Author(s): R. Meenatchi ammal and G. Vijistella Bai*
The exploitation of various plant materials for the biosynthesis of nanoparticles is considered a green technology as it does not involve any harmful chemicals. The present study reports the synthesis of silver (Ag) nanoparticles from silver precursor using the powder of novel Heliotropium indicum. Water-soluble organics present in the plant materials were mainly responsible for the reduction of silver ions to nanosized Ag particles. The average sizes of the silver nanoparticles were 80 nm to 90 nm as determined through scanning electron microscopy (SEM). Energy-dispersive X-ray spectra (XRD) of silver nanoparticles revealed that the silver was in pure form. The antimicrobial effect of silver nanoparticles were compared with positive control based on inhibition zone in disk diffusion tests microbial sensitivity to nanoparticles was found to vary depending on the microbial species. All the microbial strains depict higher sensitivity to the higher concentration (30 μL) for the test sample when compared to the positive control except B3, B4 and B6. The higher (30 μL/disc) concentration of sample got greater sensitivity than (15 μL/disc) lower concentration in all the tested microorganisms.
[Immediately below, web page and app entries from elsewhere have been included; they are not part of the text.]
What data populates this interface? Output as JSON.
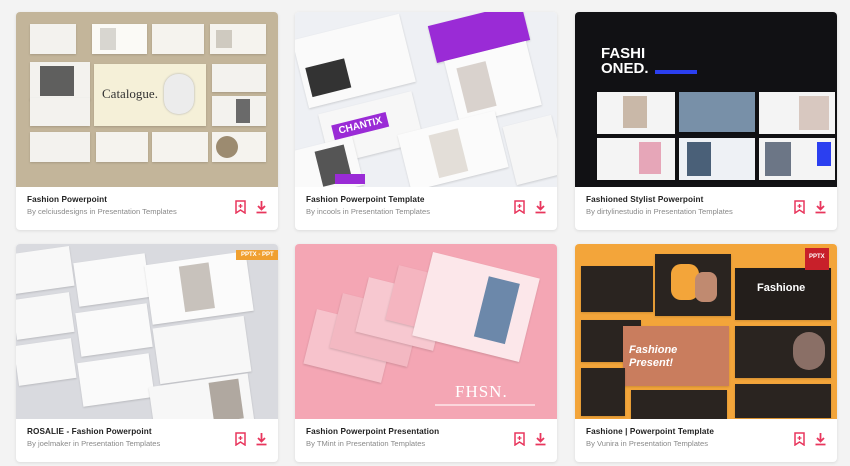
{
  "cards": [
    {
      "title": "Fashion Powerpoint",
      "author": "celciusdesigns",
      "category": "Presentation Templates",
      "thumb_text": "Catalogue."
    },
    {
      "title": "Fashion Powerpoint Template",
      "author": "incools",
      "category": "Presentation Templates",
      "thumb_text": "CHANTIX"
    },
    {
      "title": "Fashioned Stylist Powerpoint",
      "author": "dirtylinestudio",
      "category": "Presentation Templates",
      "thumb_text": "FASHI\nONED."
    },
    {
      "title": "ROSALIE - Fashion Powerpoint",
      "author": "joelmaker",
      "category": "Presentation Templates",
      "thumb_text": "PPTX - PPT"
    },
    {
      "title": "Fashion Powerpoint Presentation",
      "author": "TMint",
      "category": "Presentation Templates",
      "thumb_text": "FHSN."
    },
    {
      "title": "Fashione | Powerpoint Template",
      "author": "Vunira",
      "category": "Presentation Templates",
      "thumb_text": "Fashione",
      "thumb_text_2": "Fashione Present!",
      "thumb_badge": "PPTX"
    }
  ],
  "byline": {
    "by": "By",
    "in": "in"
  },
  "icons": {
    "bookmark": "bookmark-icon",
    "download": "download-icon"
  },
  "colors": {
    "accent": "#e8365d",
    "title": "#1f1f1f",
    "meta": "#8a8a8a",
    "background": "#f3f3f3"
  }
}
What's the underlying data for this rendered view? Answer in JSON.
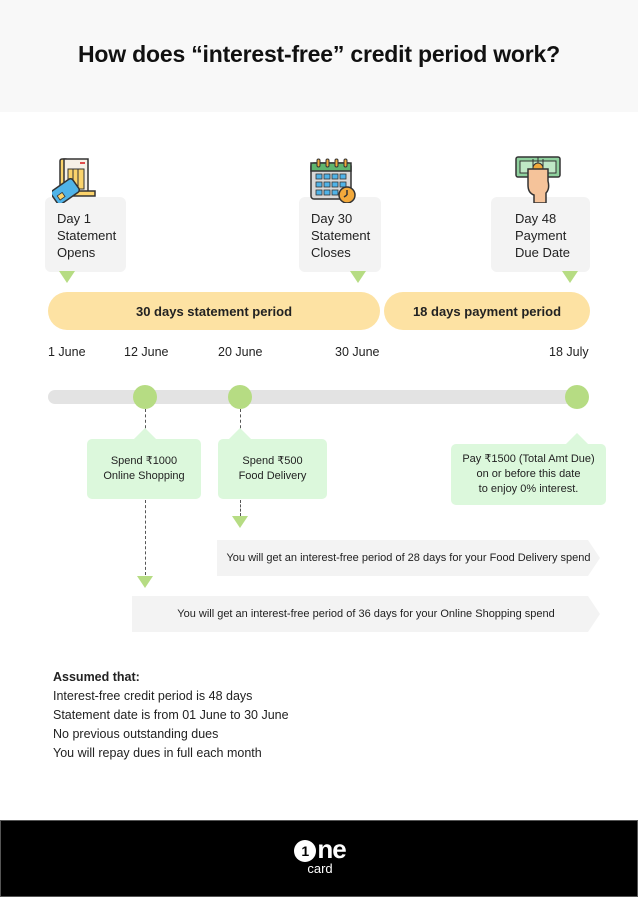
{
  "title": "How does “interest-free” credit period work?",
  "milestones": [
    {
      "icon": "bill-and-credit-card-icon",
      "text": "Day 1\nStatement\nOpens"
    },
    {
      "icon": "calendar-clock-icon",
      "text": "Day 30\nStatement\nCloses"
    },
    {
      "icon": "hand-holding-cash-icon",
      "text": "Day 48\nPayment\nDue Date"
    }
  ],
  "periods": [
    {
      "label": "30 days statement period",
      "days": 30
    },
    {
      "label": "18 days payment period",
      "days": 18
    }
  ],
  "dates": [
    "1 June",
    "12 June",
    "20 June",
    "30 June",
    "18 July"
  ],
  "timeline_events": [
    {
      "date": "12 June",
      "text": "Spend ₹1000\nOnline Shopping"
    },
    {
      "date": "20 June",
      "text": "Spend ₹500\nFood Delivery"
    },
    {
      "date": "18 July",
      "text": "Pay ₹1500 (Total Amt Due)\non or before this date\nto enjoy 0% interest."
    }
  ],
  "results": [
    {
      "text": "You will get an interest-free period of 28 days for your Food Delivery spend",
      "days": 28
    },
    {
      "text": "You will get an interest-free period of 36 days for your Online Shopping spend",
      "days": 36
    }
  ],
  "assumptions": {
    "heading": "Assumed that:",
    "items": [
      "Interest-free credit period is 48 days",
      "Statement date is from 01 June to 30 June",
      "No previous outstanding dues",
      "You will repay dues in full each month"
    ]
  },
  "footer": {
    "logo_mark": "1",
    "logo_word": "ne",
    "logo_sub": "card"
  },
  "colors": {
    "accent_green": "#b6dc83",
    "card_green": "#dcf8dc",
    "period_yellow": "#fde2a3",
    "footer_bg": "#000000"
  }
}
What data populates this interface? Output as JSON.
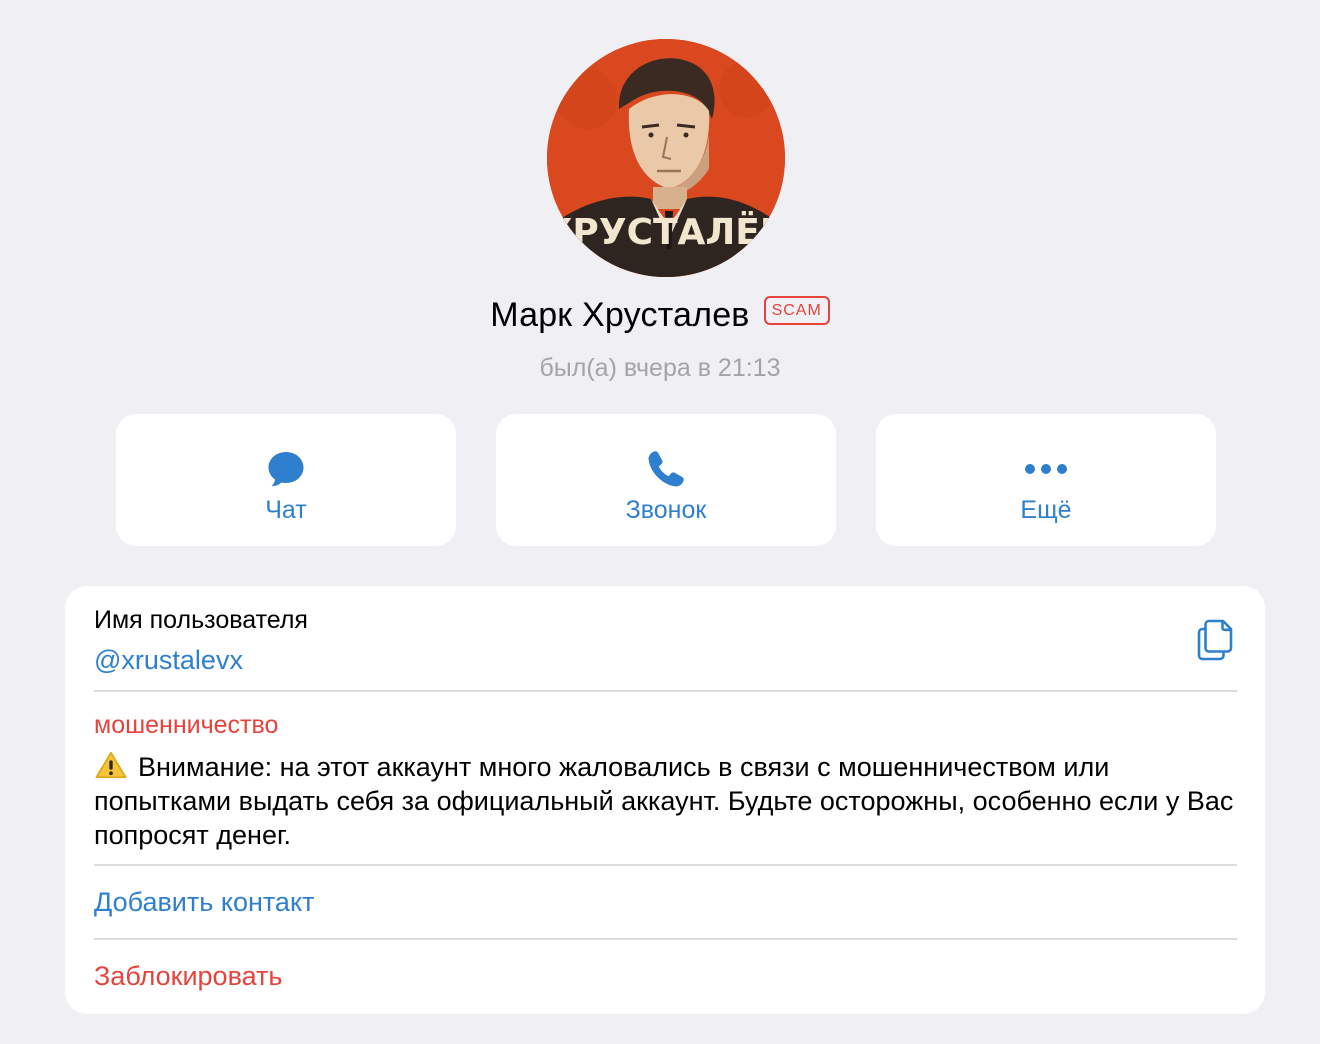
{
  "profile": {
    "name": "Марк Хрусталев",
    "badge": "SCAM",
    "last_seen": "был(а) вчера в 21:13",
    "avatar_icon": "profile-photo",
    "avatar_text": "ХРУСТАЛЁВ"
  },
  "actions": [
    {
      "label": "Чат",
      "icon": "chat-bubble-icon"
    },
    {
      "label": "Звонок",
      "icon": "phone-icon"
    },
    {
      "label": "Ещё",
      "icon": "more-dots-icon"
    }
  ],
  "info": {
    "username_title": "Имя пользователя",
    "username_value": "@xrustalevx",
    "copy_icon": "copy-icon",
    "scam_title": "мошенничество",
    "warning_icon": "warning-sign-icon",
    "warning_text": "Внимание: на этот аккаунт много жаловались в связи с мошенничеством или попытками выдать себя за официальный аккаунт. Будьте осторожны, особенно если у Вас попросят денег.",
    "add_contact": "Добавить контакт",
    "block": "Заблокировать"
  },
  "colors": {
    "background": "#efeff4",
    "accent": "#2f7fcf",
    "danger": "#e5433c",
    "card": "#ffffff",
    "secondary_text": "#a3a3a8"
  }
}
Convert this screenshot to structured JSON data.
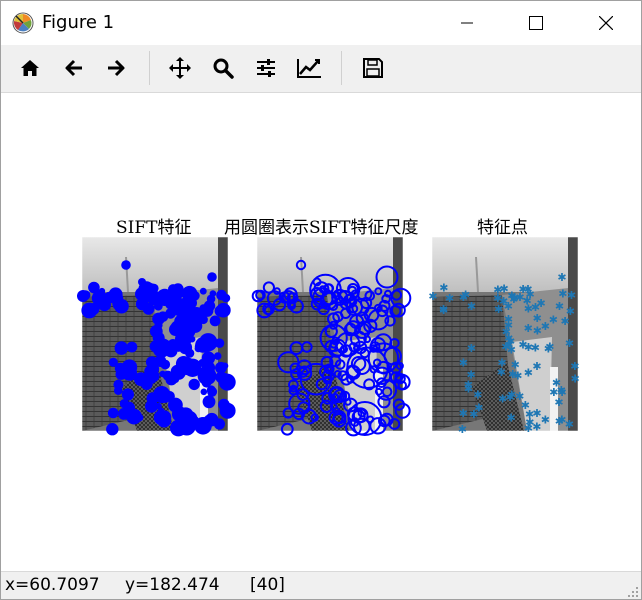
{
  "window": {
    "title": "Figure 1",
    "controls": [
      "minimize",
      "maximize",
      "close"
    ]
  },
  "toolbar": {
    "tools": [
      {
        "name": "home",
        "icon": "home-icon"
      },
      {
        "name": "back",
        "icon": "arrow-left-icon"
      },
      {
        "name": "forward",
        "icon": "arrow-right-icon"
      },
      {
        "name": "pan",
        "icon": "move-icon"
      },
      {
        "name": "zoom",
        "icon": "magnifier-icon"
      },
      {
        "name": "subplots",
        "icon": "sliders-icon"
      },
      {
        "name": "edit-axes",
        "icon": "line-chart-icon"
      },
      {
        "name": "save",
        "icon": "floppy-disk-icon"
      }
    ]
  },
  "figure": {
    "panels": [
      {
        "title": "SIFT特征",
        "marker_style": "filled-blue-dots",
        "color": "#0000ff"
      },
      {
        "title": "用圆圈表示SIFT特征尺度",
        "marker_style": "blue-circles",
        "color": "#0000ff"
      },
      {
        "title": "特征点",
        "marker_style": "steelblue-stars",
        "color": "#1f77b4"
      }
    ]
  },
  "status": {
    "x_readout": "x=60.7097",
    "y_readout": "y=182.474",
    "pixel_value": "[40]"
  }
}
The anticancer effects of Ag nanoparticles were challenged with HeLa cancerous cells with ten different concentrations (0.6, 1.2, 2.5, 5, 7.5, 10, 15, 20, 25 and 30µg/ml). The Ag nanoparticles inhibited the growth of the cancer cells significantly, in a doseand duration dependent manner.